Ego wants me to abandon everything to become “the best.” It (that pesky ego) usually also gives me a two or three-week deadline as well. Fortunately, I have Furry, four-legged partners in this venture and we are practicing for about 10 minutes, twice a day. In other words, I asked for help and am following the directions. It works.

And, while skills mastery is cool, I’m noticing some other things.

Alex thinking

Confidence is catchy. Click To Tweet

1. Confidence is catchy. Both of my dogs are rescues and came to us when they were almost a year old. Before that was some abuse and neglect. I had learned not to be one of those “oh-you-poor-baby-dog-moms” because I discovered it wasn’t good for them but I didn’t know how to increase their confidence. Turns out they’re a lot like humans: the larger the skill set the bigger the comfort zone.

She shep place

Overpayment is counterproductive. Click To Tweet

2. Overpayment is counterproductive. We’re in the process of reviewing basic skills while learning lots of new things.  This process requires yummy treats. Apparently, I was using treats that were a little too tasty:  my shepherd was getting so excited she was skipping steps in order to “get paid” more quickly. When we switched to reward that is a better match for the task at hand (dry cookies instead of something with meat) she was able to slow down, focus on her job and perfect her skills.

Alex heeling attention

To get attention we have to be interesting. Click To Tweet

3. To get attention we have to be interesting. My little deaf dog is a rock star. He has always impressed us with his willingness and ability to learn. He loves to perform his tricks for visitors. But I was having trouble teaching him to heel. Even when it did “work,” it felt forced and awkward. That’s because only one of us was on board with the idea. As soon as I learned to get his attention? It’s a whole different ballgame. He’s curious about what’s coming next so, guess what? He’s looking at me,  giving me his undivided attention. We’re communicating. Imagine that. Simple but not easy.

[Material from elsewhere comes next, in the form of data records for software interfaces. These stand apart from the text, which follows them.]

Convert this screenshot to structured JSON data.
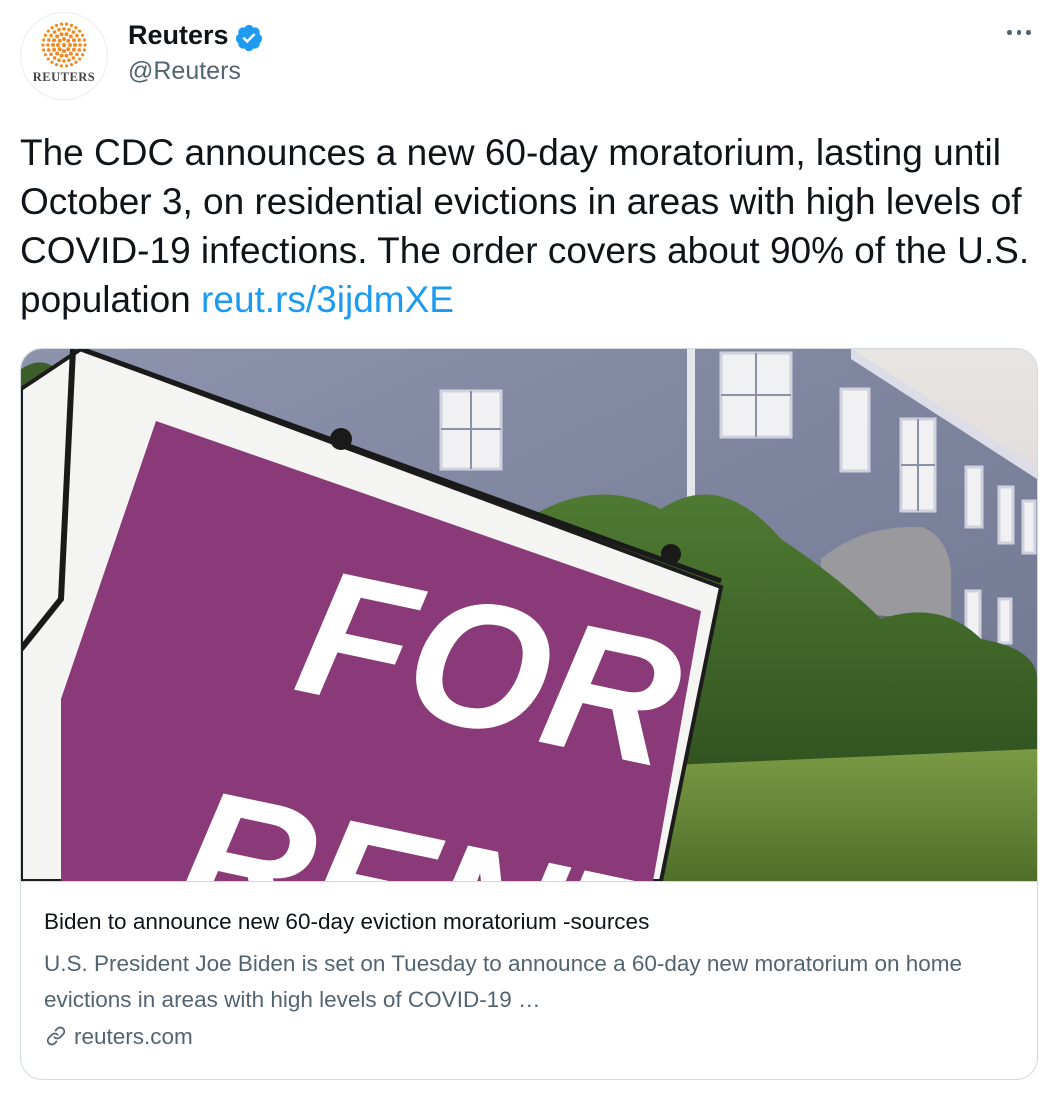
{
  "author": {
    "name": "Reuters",
    "handle": "@Reuters",
    "avatar_text": "REUTERS",
    "verified": true
  },
  "tweet": {
    "text": "The CDC announces a new 60-day moratorium, lasting until October 3, on residential evictions in areas with high levels of COVID-19 infections. The order covers about 90% of the U.S. population",
    "link": "reut.rs/3ijdmXE"
  },
  "card": {
    "image_sign_line1": "FOR",
    "image_sign_line2": "RENT",
    "title": "Biden to announce new 60-day eviction moratorium -sources",
    "description": "U.S. President Joe Biden is set on Tuesday to announce a 60-day new moratorium on home evictions in areas with high levels of COVID-19 …",
    "domain": "reuters.com"
  },
  "colors": {
    "link": "#1d9bf0",
    "verified": "#1d9bf0",
    "reuters_orange": "#f08a24",
    "sign_purple": "#8a3a78"
  },
  "icons": {
    "verified": "verified-badge-icon",
    "more": "more-options-icon",
    "link": "link-icon"
  }
}
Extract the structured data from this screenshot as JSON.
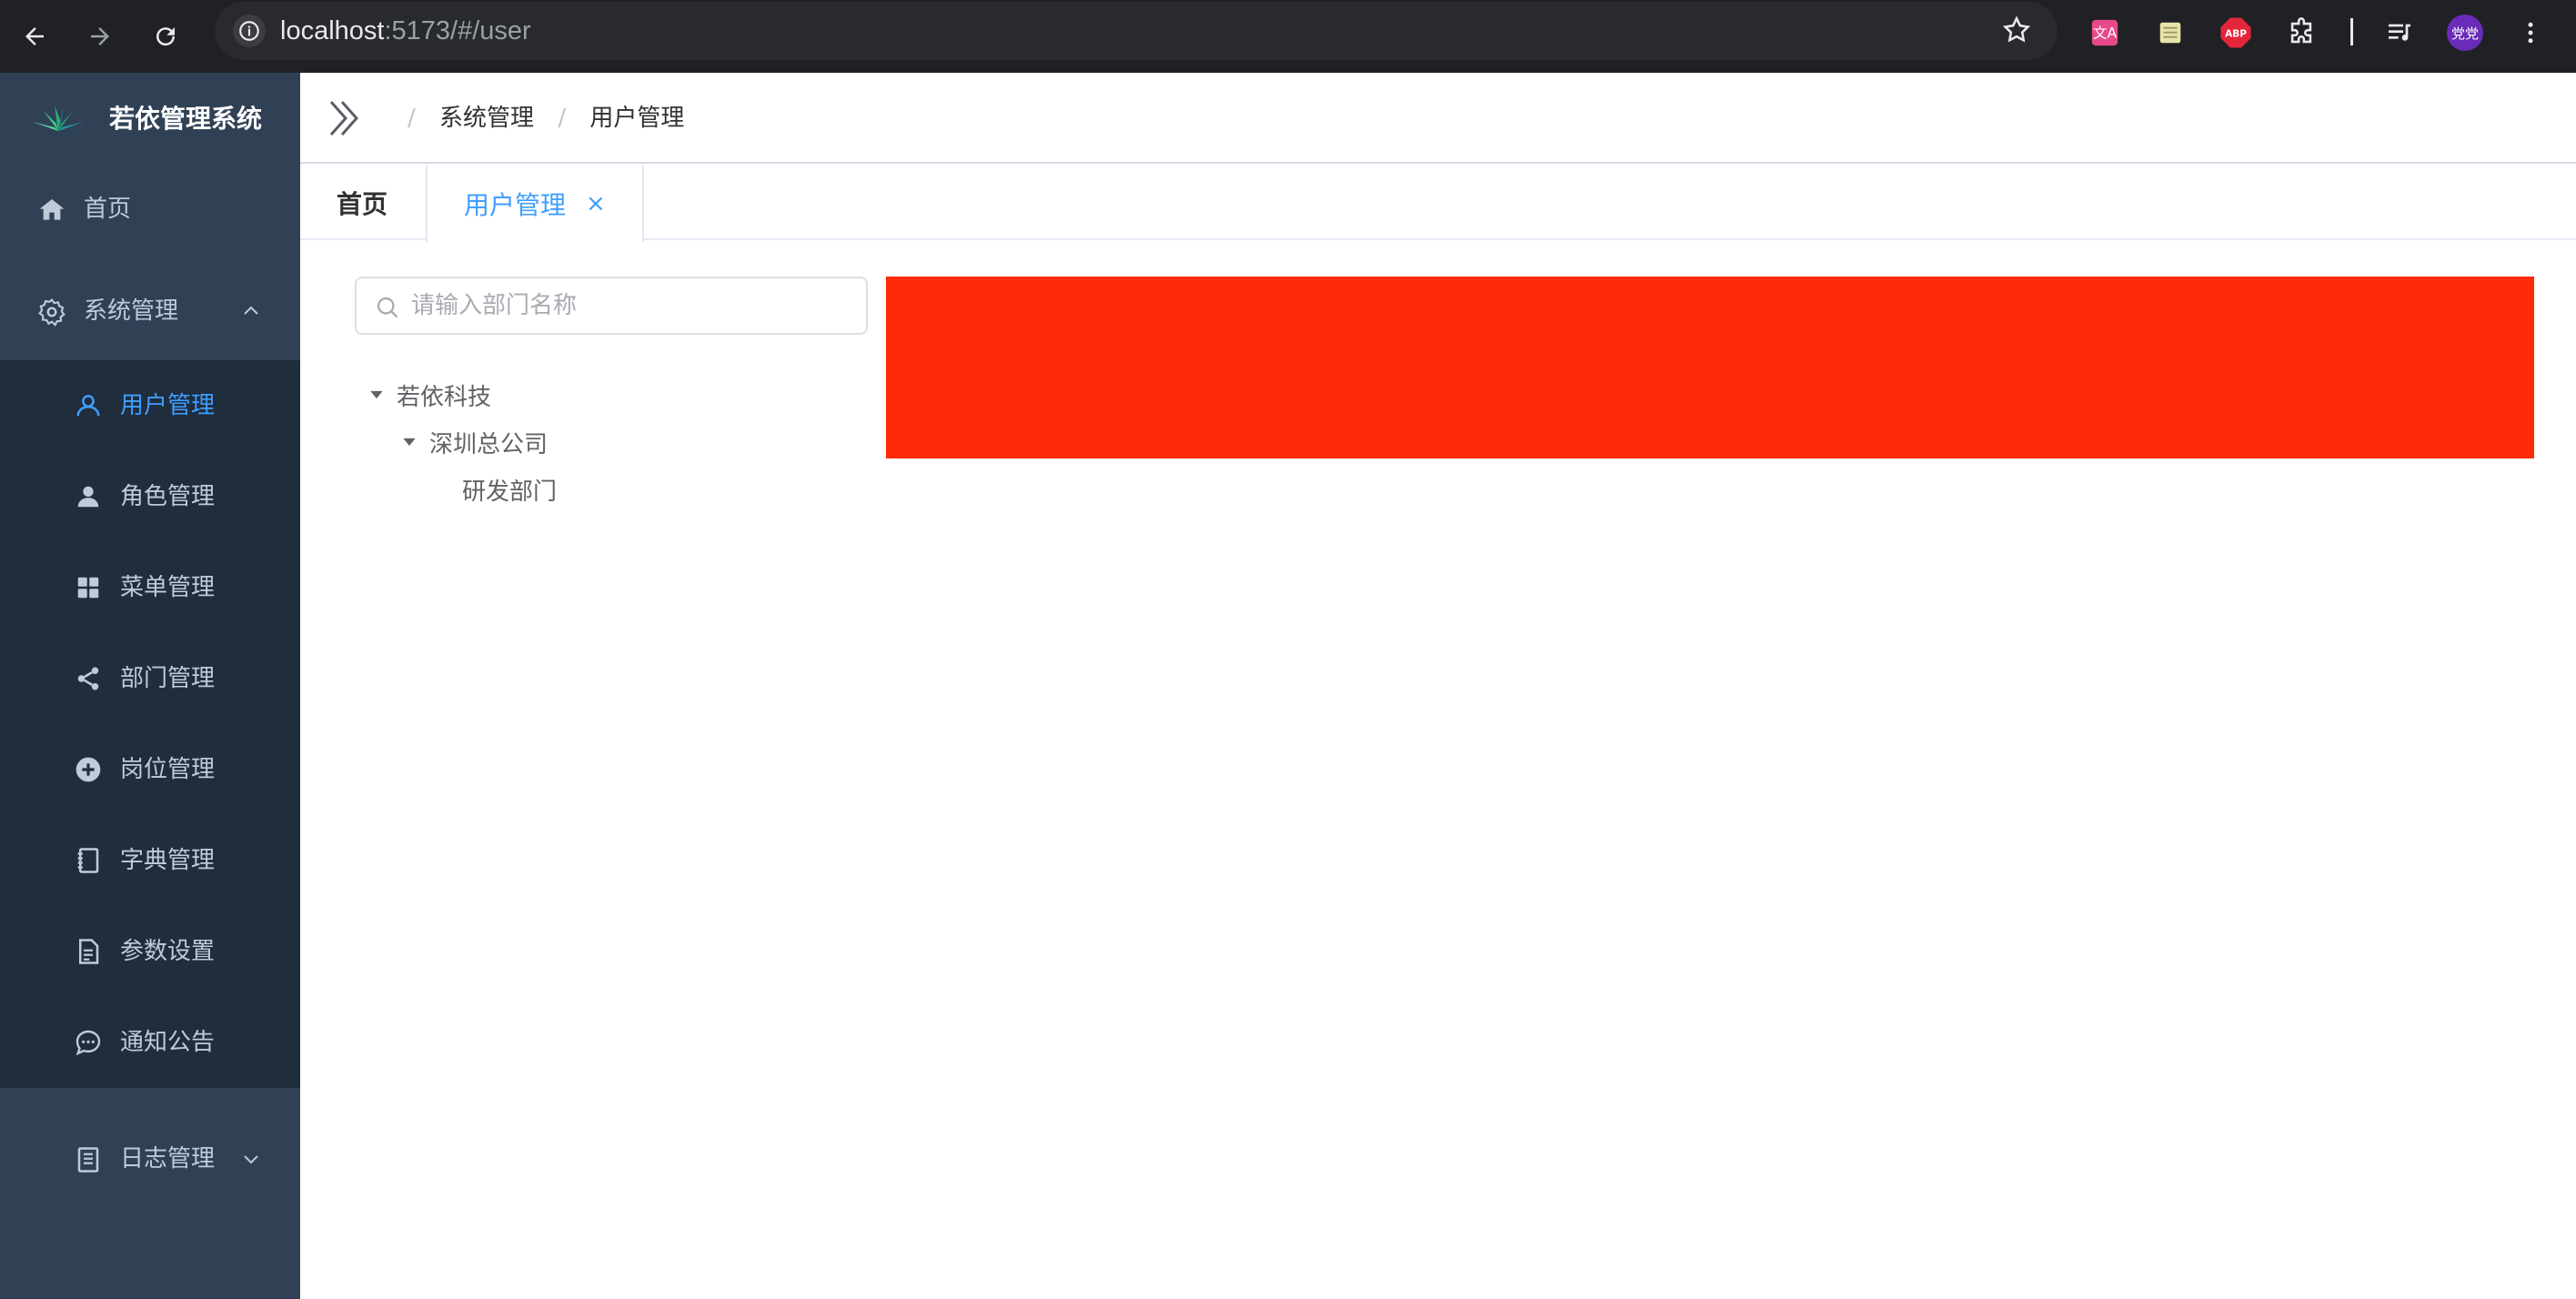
{
  "browser": {
    "url_host": "localhost",
    "url_rest": ":5173/#/user",
    "profile_text": "党党"
  },
  "sidebar": {
    "app_title": "若依管理系统",
    "items": [
      {
        "label": "首页",
        "icon": "home-icon"
      },
      {
        "label": "系统管理",
        "icon": "gear-icon",
        "expanded": true
      },
      {
        "label": "日志管理",
        "icon": "log-icon",
        "expanded": false
      }
    ],
    "sub_items": [
      {
        "label": "用户管理",
        "icon": "user-icon",
        "active": true
      },
      {
        "label": "角色管理",
        "icon": "role-icon"
      },
      {
        "label": "菜单管理",
        "icon": "grid-icon"
      },
      {
        "label": "部门管理",
        "icon": "share-icon"
      },
      {
        "label": "岗位管理",
        "icon": "plus-circle-icon"
      },
      {
        "label": "字典管理",
        "icon": "book-icon"
      },
      {
        "label": "参数设置",
        "icon": "doc-icon"
      },
      {
        "label": "通知公告",
        "icon": "chat-icon"
      }
    ]
  },
  "navbar": {
    "breadcrumb": [
      "系统管理",
      "用户管理"
    ],
    "separator": "/"
  },
  "tags": {
    "home": "首页",
    "active": "用户管理",
    "close": "×"
  },
  "dept_tree": {
    "placeholder": "请输入部门名称",
    "nodes": [
      {
        "label": "若依科技",
        "expanded": true
      },
      {
        "label": "深圳总公司",
        "expanded": true
      },
      {
        "label": "研发部门"
      }
    ]
  },
  "colors": {
    "sidebar_bg": "#304156",
    "submenu_bg": "#1f2d3d",
    "active": "#409eff",
    "redacted_block": "#ff2a0a"
  }
}
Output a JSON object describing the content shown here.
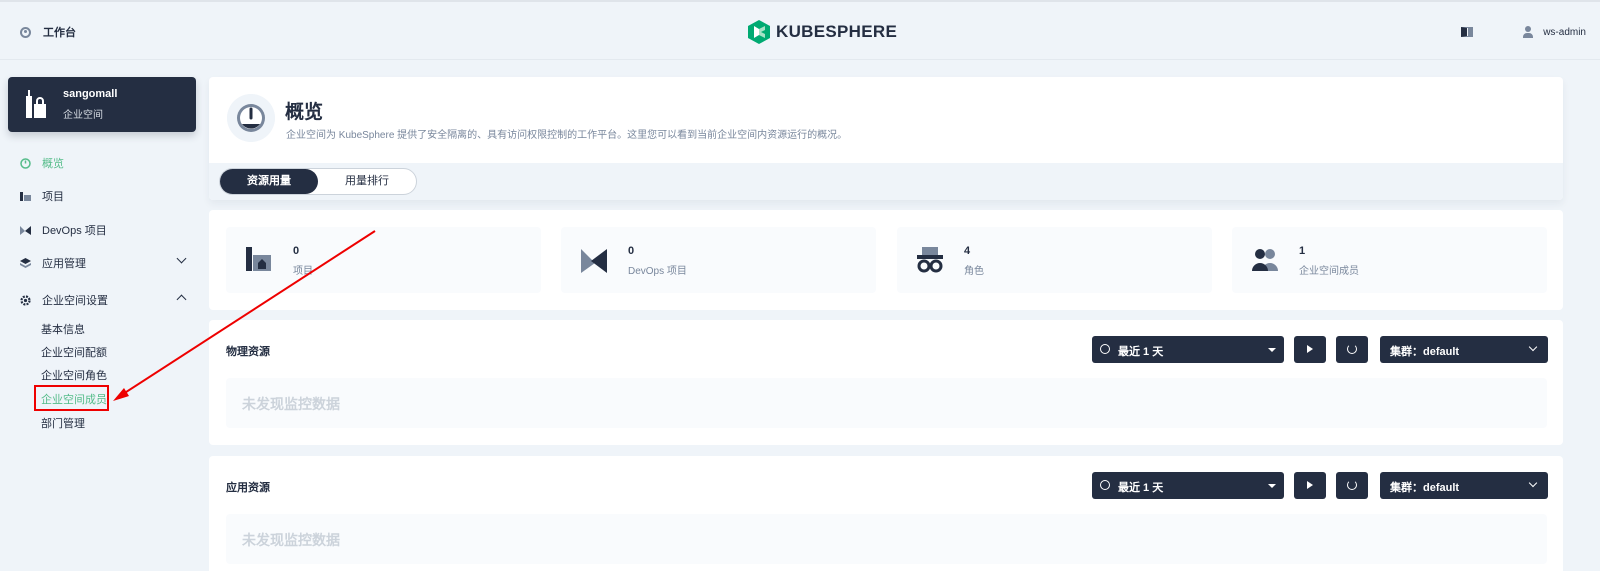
{
  "topbar": {
    "workbench_label": "工作台",
    "logo_text": "KUBESPHERE",
    "username": "ws-admin"
  },
  "workspace": {
    "name": "sangomall",
    "type": "企业空间"
  },
  "sidebar": {
    "items": [
      {
        "label": "概览",
        "icon": "overview-icon",
        "active": true
      },
      {
        "label": "项目",
        "icon": "project-icon"
      },
      {
        "label": "DevOps 项目",
        "icon": "devops-icon"
      },
      {
        "label": "应用管理",
        "icon": "app-management-icon",
        "expanded": false
      },
      {
        "label": "企业空间设置",
        "icon": "settings-gear-icon",
        "expanded": true
      }
    ],
    "sub_items": [
      {
        "label": "基本信息"
      },
      {
        "label": "企业空间配额"
      },
      {
        "label": "企业空间角色"
      },
      {
        "label": "企业空间成员",
        "active": true
      },
      {
        "label": "部门管理"
      }
    ]
  },
  "header": {
    "title": "概览",
    "description": "企业空间为 KubeSphere 提供了安全隔离的、具有访问权限控制的工作平台。这里您可以看到当前企业空间内资源运行的概况。",
    "tabs": [
      {
        "label": "资源用量",
        "active": true
      },
      {
        "label": "用量排行"
      }
    ]
  },
  "stats": [
    {
      "value": "0",
      "label": "项目",
      "icon": "project-icon"
    },
    {
      "value": "0",
      "label": "DevOps 项目",
      "icon": "devops-icon"
    },
    {
      "value": "4",
      "label": "角色",
      "icon": "role-icon"
    },
    {
      "value": "1",
      "label": "企业空间成员",
      "icon": "members-icon"
    }
  ],
  "panels": [
    {
      "title": "物理资源",
      "range": "最近 1 天",
      "cluster": "集群：default",
      "empty_text": "未发现监控数据"
    },
    {
      "title": "应用资源",
      "range": "最近 1 天",
      "cluster": "集群：default",
      "empty_text": "未发现监控数据"
    }
  ],
  "colors": {
    "accent": "#55bc8a",
    "dark": "#242e42",
    "annotation": "#e00000"
  }
}
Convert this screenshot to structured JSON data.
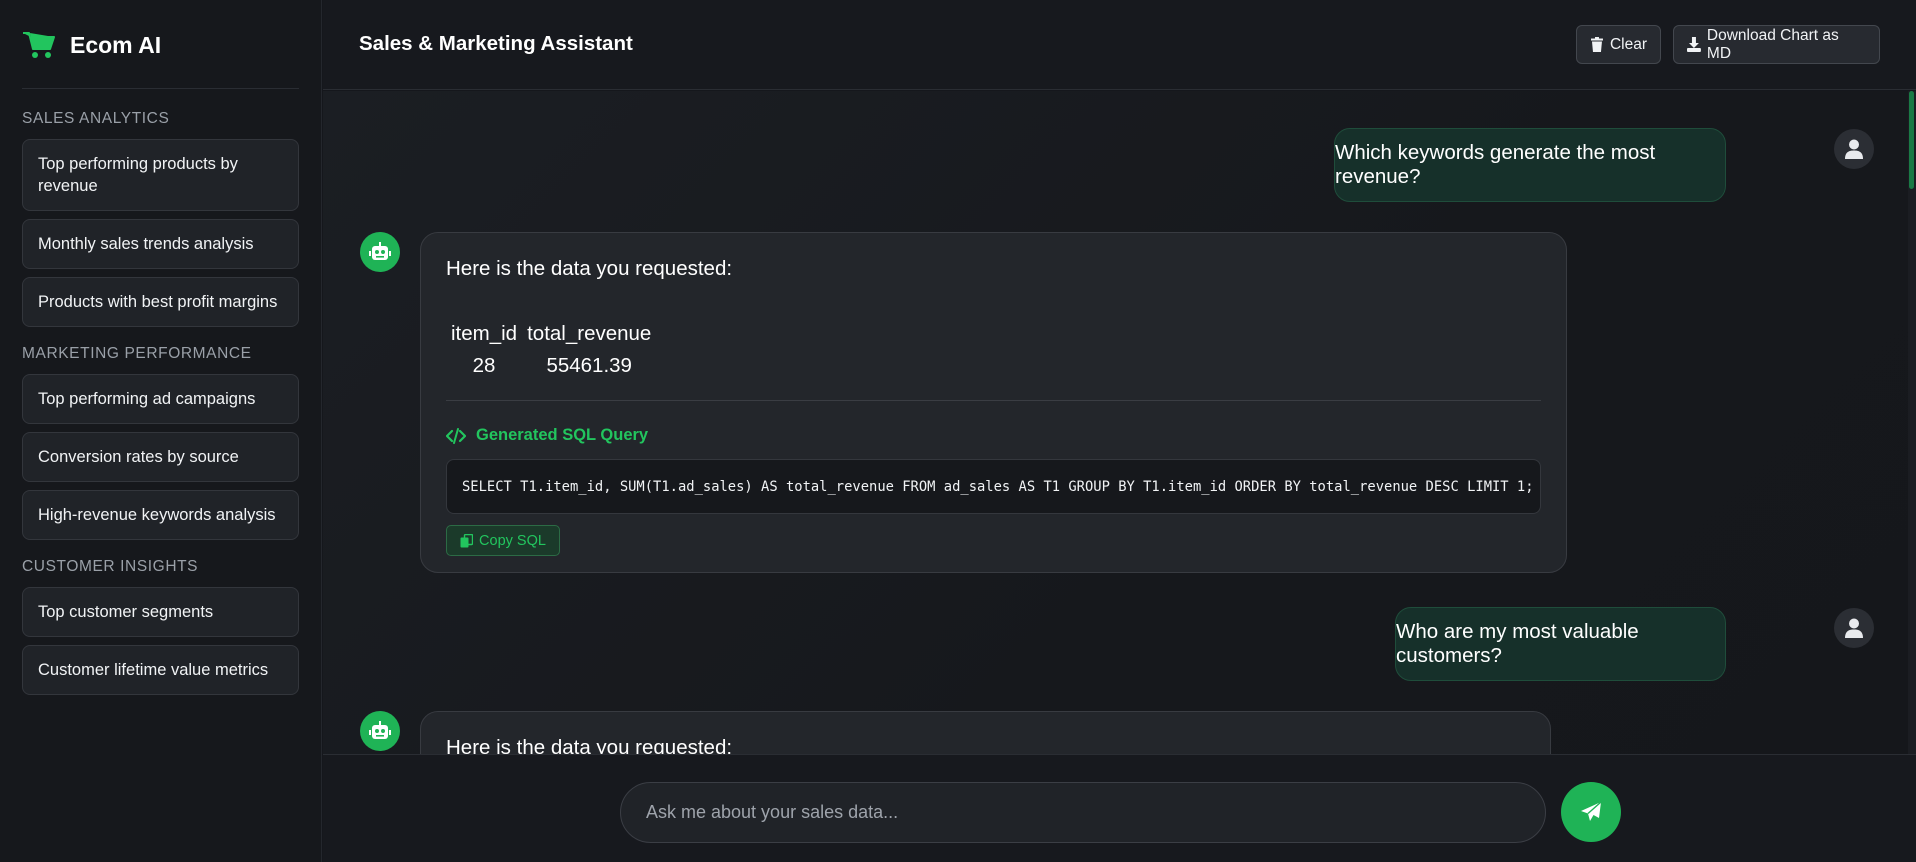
{
  "brand": {
    "name": "Ecom AI",
    "icon": "shopping-cart-icon",
    "accent": "#22c55e"
  },
  "sidebar": {
    "sections": [
      {
        "title": "SALES ANALYTICS",
        "items": [
          "Top performing products by revenue",
          "Monthly sales trends analysis",
          "Products with best profit margins"
        ]
      },
      {
        "title": "MARKETING PERFORMANCE",
        "items": [
          "Top performing ad campaigns",
          "Conversion rates by source",
          "High-revenue keywords analysis"
        ]
      },
      {
        "title": "CUSTOMER INSIGHTS",
        "items": [
          "Top customer segments",
          "Customer lifetime value metrics"
        ]
      }
    ]
  },
  "header": {
    "title": "Sales & Marketing Assistant",
    "clear_label": "Clear",
    "download_label": "Download Chart as MD"
  },
  "messages": [
    {
      "role": "user",
      "text": "Which keywords generate the most revenue?"
    },
    {
      "role": "bot",
      "intro": "Here is the data you requested:",
      "table": {
        "columns": [
          "item_id",
          "total_revenue"
        ],
        "rows": [
          [
            "28",
            "55461.39"
          ]
        ]
      },
      "sql_label": "Generated SQL Query",
      "sql": "SELECT T1.item_id, SUM(T1.ad_sales) AS total_revenue FROM ad_sales AS T1 GROUP BY T1.item_id ORDER BY total_revenue DESC LIMIT 1;",
      "copy_label": "Copy SQL"
    },
    {
      "role": "user",
      "text": "Who are my most valuable customers?"
    },
    {
      "role": "bot",
      "intro": "Here is the data you requested:"
    }
  ],
  "input": {
    "placeholder": "Ask me about your sales data..."
  }
}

Now, if you’ll excuse me….  it’s 5:30, the sun is on the way, and the birds are letting me know it’s time to get the gear backed. We’re on the way to a full day of training. We’ve just started with this team, so I’m sure there are lots more great lessons to come.

If you like, please use the comments to share about something simple you’ve learned. The dogs and I would love to know.